** The problem **
A word-for-word copy of the records that follow is needed, with every picture omitted.

** Extracted information **
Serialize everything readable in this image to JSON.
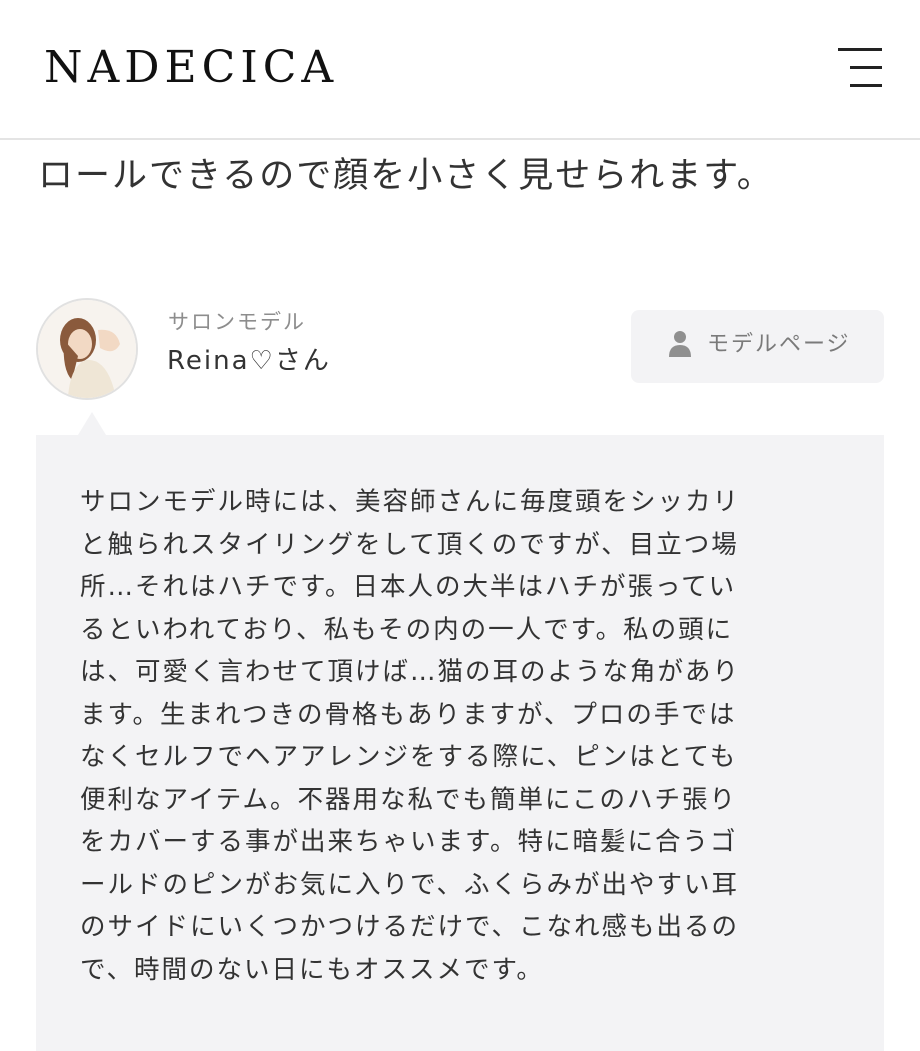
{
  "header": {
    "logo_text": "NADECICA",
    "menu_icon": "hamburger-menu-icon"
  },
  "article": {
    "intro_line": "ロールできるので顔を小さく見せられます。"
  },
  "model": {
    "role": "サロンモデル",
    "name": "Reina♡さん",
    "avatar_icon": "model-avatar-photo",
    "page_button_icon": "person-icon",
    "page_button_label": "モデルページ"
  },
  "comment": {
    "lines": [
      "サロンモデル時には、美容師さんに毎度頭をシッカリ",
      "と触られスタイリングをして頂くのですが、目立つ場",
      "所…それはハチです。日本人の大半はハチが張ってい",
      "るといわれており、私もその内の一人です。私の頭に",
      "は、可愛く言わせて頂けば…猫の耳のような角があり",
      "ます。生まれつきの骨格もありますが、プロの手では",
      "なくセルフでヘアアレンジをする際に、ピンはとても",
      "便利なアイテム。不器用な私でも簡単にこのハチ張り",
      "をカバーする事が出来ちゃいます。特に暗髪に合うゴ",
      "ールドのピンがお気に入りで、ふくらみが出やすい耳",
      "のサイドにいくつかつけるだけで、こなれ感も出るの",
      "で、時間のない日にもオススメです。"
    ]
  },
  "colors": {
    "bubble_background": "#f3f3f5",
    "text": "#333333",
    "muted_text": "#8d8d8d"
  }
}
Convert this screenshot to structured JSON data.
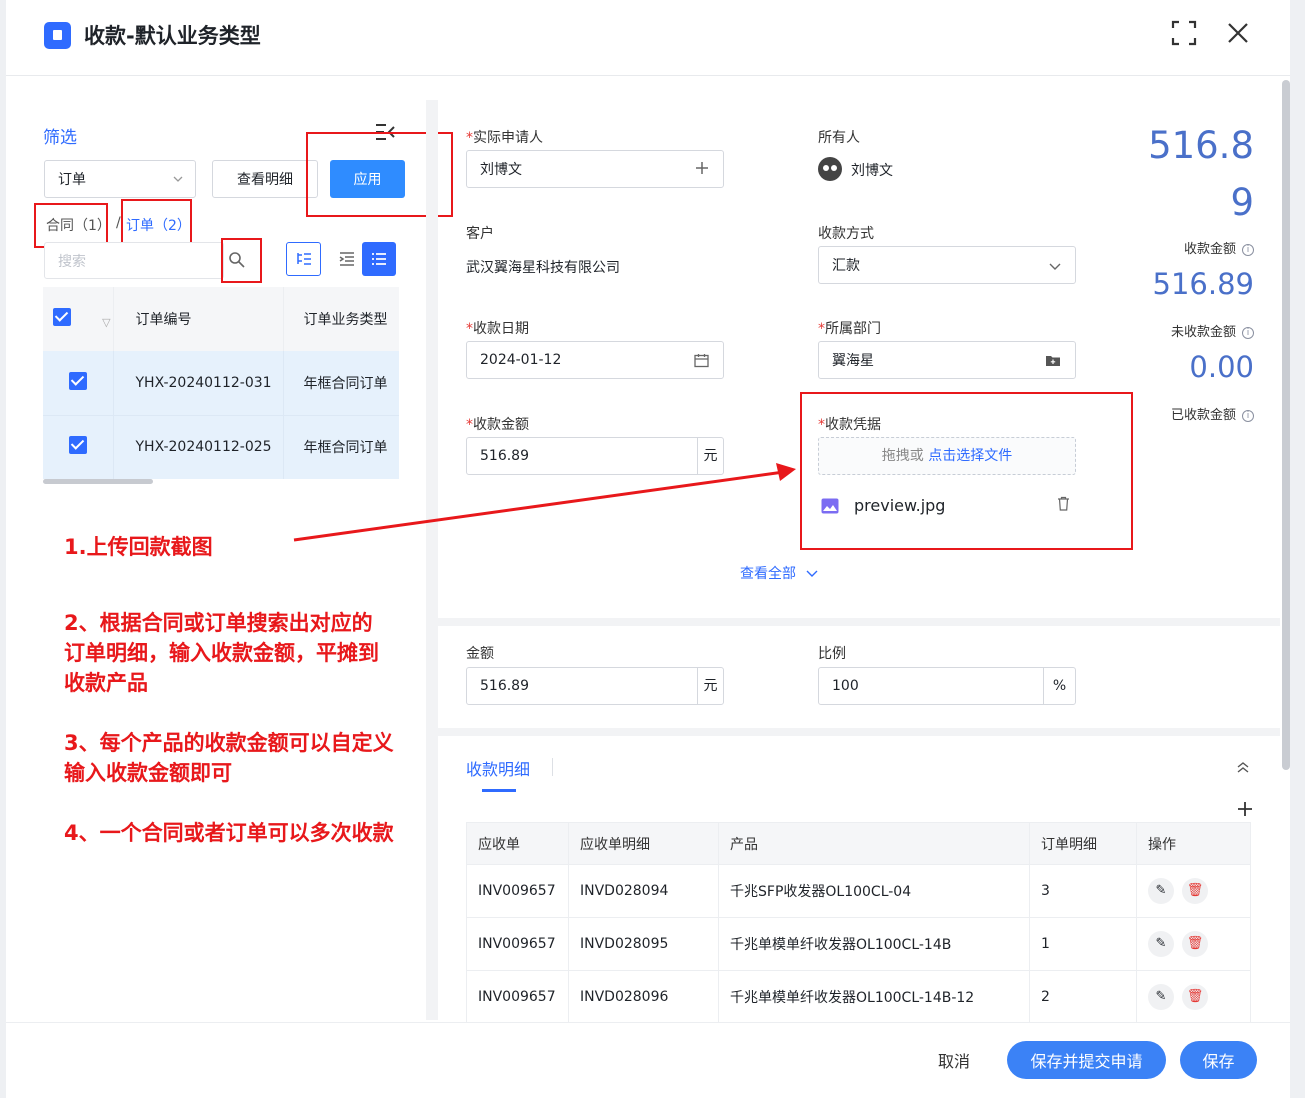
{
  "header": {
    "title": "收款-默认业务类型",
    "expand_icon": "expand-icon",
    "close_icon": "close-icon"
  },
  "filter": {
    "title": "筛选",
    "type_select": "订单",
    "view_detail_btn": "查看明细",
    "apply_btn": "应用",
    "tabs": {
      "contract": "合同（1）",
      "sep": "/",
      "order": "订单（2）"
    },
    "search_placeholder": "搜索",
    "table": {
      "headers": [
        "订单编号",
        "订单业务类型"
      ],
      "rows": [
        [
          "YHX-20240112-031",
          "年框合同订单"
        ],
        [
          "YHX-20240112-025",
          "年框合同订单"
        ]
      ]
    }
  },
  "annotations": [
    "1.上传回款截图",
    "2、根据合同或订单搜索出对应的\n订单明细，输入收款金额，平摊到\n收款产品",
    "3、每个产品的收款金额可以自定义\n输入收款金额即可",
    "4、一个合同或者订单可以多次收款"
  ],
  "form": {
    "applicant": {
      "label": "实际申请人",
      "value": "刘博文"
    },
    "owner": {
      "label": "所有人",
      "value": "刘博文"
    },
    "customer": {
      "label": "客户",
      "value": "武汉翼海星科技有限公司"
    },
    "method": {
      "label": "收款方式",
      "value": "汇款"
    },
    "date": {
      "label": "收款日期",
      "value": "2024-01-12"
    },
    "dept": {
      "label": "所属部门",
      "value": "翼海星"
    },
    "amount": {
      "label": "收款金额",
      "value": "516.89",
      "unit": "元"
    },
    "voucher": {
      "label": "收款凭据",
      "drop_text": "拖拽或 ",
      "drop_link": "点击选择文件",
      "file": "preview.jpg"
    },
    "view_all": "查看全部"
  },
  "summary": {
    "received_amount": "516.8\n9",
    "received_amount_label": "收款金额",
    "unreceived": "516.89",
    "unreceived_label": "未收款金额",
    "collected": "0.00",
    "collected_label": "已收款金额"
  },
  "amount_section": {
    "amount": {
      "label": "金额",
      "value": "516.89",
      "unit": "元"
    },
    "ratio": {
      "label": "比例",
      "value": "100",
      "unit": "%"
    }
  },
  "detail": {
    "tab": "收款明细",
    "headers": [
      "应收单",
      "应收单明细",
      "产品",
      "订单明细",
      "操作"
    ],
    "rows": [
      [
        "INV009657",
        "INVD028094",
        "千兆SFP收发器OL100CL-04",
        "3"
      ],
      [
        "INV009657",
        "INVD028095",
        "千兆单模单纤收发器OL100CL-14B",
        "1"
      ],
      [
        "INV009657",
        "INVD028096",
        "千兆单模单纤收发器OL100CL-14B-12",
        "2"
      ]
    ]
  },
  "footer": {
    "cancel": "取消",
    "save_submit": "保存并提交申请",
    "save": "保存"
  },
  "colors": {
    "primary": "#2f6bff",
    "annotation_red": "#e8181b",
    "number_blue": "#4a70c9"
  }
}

** Result below **
Serialize everything readable in this image to JSON.
{
  "header": {
    "logo_text": "NADECICA",
    "menu_icon": "hamburger-menu-icon"
  },
  "article": {
    "intro_line": "ロールできるので顔を小さく見せられます。"
  },
  "model": {
    "role": "サロンモデル",
    "name": "Reina♡さん",
    "avatar_icon": "model-avatar-photo",
    "page_button_icon": "person-icon",
    "page_button_label": "モデルページ"
  },
  "comment": {
    "lines": [
      "サロンモデル時には、美容師さんに毎度頭をシッカリ",
      "と触られスタイリングをして頂くのですが、目立つ場",
      "所…それはハチです。日本人の大半はハチが張ってい",
      "るといわれており、私もその内の一人です。私の頭に",
      "は、可愛く言わせて頂けば…猫の耳のような角があり",
      "ます。生まれつきの骨格もありますが、プロの手では",
      "なくセルフでヘアアレンジをする際に、ピンはとても",
      "便利なアイテム。不器用な私でも簡単にこのハチ張り",
      "をカバーする事が出来ちゃいます。特に暗髪に合うゴ",
      "ールドのピンがお気に入りで、ふくらみが出やすい耳",
      "のサイドにいくつかつけるだけで、こなれ感も出るの",
      "で、時間のない日にもオススメです。"
    ]
  },
  "colors": {
    "bubble_background": "#f3f3f5",
    "text": "#333333",
    "muted_text": "#8d8d8d"
  }
}
Convert this screenshot to structured JSON data.
{
  "header": {
    "title": "收款-默认业务类型",
    "expand_icon": "expand-icon",
    "close_icon": "close-icon"
  },
  "filter": {
    "title": "筛选",
    "type_select": "订单",
    "view_detail_btn": "查看明细",
    "apply_btn": "应用",
    "tabs": {
      "contract": "合同（1）",
      "sep": "/",
      "order": "订单（2）"
    },
    "search_placeholder": "搜索",
    "table": {
      "headers": [
        "订单编号",
        "订单业务类型"
      ],
      "rows": [
        [
          "YHX-20240112-031",
          "年框合同订单"
        ],
        [
          "YHX-20240112-025",
          "年框合同订单"
        ]
      ]
    }
  },
  "annotations": [
    "1.上传回款截图",
    "2、根据合同或订单搜索出对应的\n订单明细，输入收款金额，平摊到\n收款产品",
    "3、每个产品的收款金额可以自定义\n输入收款金额即可",
    "4、一个合同或者订单可以多次收款"
  ],
  "form": {
    "applicant": {
      "label": "实际申请人",
      "value": "刘博文"
    },
    "owner": {
      "label": "所有人",
      "value": "刘博文"
    },
    "customer": {
      "label": "客户",
      "value": "武汉翼海星科技有限公司"
    },
    "method": {
      "label": "收款方式",
      "value": "汇款"
    },
    "date": {
      "label": "收款日期",
      "value": "2024-01-12"
    },
    "dept": {
      "label": "所属部门",
      "value": "翼海星"
    },
    "amount": {
      "label": "收款金额",
      "value": "516.89",
      "unit": "元"
    },
    "voucher": {
      "label": "收款凭据",
      "drop_text": "拖拽或 ",
      "drop_link": "点击选择文件",
      "file": "preview.jpg"
    },
    "view_all": "查看全部"
  },
  "summary": {
    "received_amount": "516.8\n9",
    "received_amount_label": "收款金额",
    "unreceived": "516.89",
    "unreceived_label": "未收款金额",
    "collected": "0.00",
    "collected_label": "已收款金额"
  },
  "amount_section": {
    "amount": {
      "label": "金额",
      "value": "516.89",
      "unit": "元"
    },
    "ratio": {
      "label": "比例",
      "value": "100",
      "unit": "%"
    }
  },
  "detail": {
    "tab": "收款明细",
    "headers": [
      "应收单",
      "应收单明细",
      "产品",
      "订单明细",
      "操作"
    ],
    "rows": [
      [
        "INV009657",
        "INVD028094",
        "千兆SFP收发器OL100CL-04",
        "3"
      ],
      [
        "INV009657",
        "INVD028095",
        "千兆单模单纤收发器OL100CL-14B",
        "1"
      ],
      [
        "INV009657",
        "INVD028096",
        "千兆单模单纤收发器OL100CL-14B-12",
        "2"
      ]
    ]
  },
  "footer": {
    "cancel": "取消",
    "save_submit": "保存并提交申请",
    "save": "保存"
  },
  "colors": {
    "primary": "#2f6bff",
    "annotation_red": "#e8181b",
    "number_blue": "#4a70c9"
  }
}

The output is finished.